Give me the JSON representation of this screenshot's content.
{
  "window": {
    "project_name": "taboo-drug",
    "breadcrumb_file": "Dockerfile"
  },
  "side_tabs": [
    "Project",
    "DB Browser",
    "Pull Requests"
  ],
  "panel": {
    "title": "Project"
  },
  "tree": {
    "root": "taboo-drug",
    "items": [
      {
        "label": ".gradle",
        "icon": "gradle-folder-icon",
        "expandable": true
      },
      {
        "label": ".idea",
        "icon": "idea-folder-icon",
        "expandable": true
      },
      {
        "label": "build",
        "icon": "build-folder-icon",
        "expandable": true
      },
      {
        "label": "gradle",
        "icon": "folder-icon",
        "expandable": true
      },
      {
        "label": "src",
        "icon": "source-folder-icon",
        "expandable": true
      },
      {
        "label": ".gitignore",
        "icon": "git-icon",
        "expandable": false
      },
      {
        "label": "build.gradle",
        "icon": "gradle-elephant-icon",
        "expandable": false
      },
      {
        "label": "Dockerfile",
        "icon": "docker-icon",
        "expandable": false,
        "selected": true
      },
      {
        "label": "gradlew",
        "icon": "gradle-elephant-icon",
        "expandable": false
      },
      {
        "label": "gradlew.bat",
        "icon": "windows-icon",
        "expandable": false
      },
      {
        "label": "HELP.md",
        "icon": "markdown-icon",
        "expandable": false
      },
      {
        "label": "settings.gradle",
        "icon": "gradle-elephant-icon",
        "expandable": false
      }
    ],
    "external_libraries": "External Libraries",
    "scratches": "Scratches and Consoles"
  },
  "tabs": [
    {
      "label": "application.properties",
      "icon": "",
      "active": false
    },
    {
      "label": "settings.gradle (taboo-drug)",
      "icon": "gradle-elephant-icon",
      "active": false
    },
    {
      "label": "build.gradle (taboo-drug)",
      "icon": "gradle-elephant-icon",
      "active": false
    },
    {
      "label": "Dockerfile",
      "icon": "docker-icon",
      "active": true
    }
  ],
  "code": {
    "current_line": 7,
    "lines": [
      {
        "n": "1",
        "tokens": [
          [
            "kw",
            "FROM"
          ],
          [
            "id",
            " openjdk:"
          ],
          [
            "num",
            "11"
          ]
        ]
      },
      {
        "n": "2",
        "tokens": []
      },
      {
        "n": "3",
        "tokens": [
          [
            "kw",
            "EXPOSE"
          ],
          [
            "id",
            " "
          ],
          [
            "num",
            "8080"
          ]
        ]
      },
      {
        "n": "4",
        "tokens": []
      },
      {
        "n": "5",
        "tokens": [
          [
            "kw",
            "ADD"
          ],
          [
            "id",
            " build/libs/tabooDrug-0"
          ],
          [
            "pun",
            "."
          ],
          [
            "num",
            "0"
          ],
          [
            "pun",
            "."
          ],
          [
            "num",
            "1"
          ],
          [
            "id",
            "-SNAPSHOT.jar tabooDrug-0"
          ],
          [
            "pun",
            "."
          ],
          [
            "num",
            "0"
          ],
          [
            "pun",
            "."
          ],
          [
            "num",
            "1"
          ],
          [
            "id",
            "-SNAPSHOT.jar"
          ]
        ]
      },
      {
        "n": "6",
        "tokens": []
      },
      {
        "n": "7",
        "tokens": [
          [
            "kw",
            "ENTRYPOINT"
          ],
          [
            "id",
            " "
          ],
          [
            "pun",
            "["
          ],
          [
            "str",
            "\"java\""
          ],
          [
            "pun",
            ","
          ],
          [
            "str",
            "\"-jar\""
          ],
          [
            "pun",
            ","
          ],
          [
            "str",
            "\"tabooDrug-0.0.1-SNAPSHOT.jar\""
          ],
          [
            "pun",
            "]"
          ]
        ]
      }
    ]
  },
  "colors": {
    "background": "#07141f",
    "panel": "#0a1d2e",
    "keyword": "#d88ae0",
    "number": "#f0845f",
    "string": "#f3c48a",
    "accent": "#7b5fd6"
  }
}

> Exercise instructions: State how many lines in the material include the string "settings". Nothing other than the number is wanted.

> Solution to the exercise: 2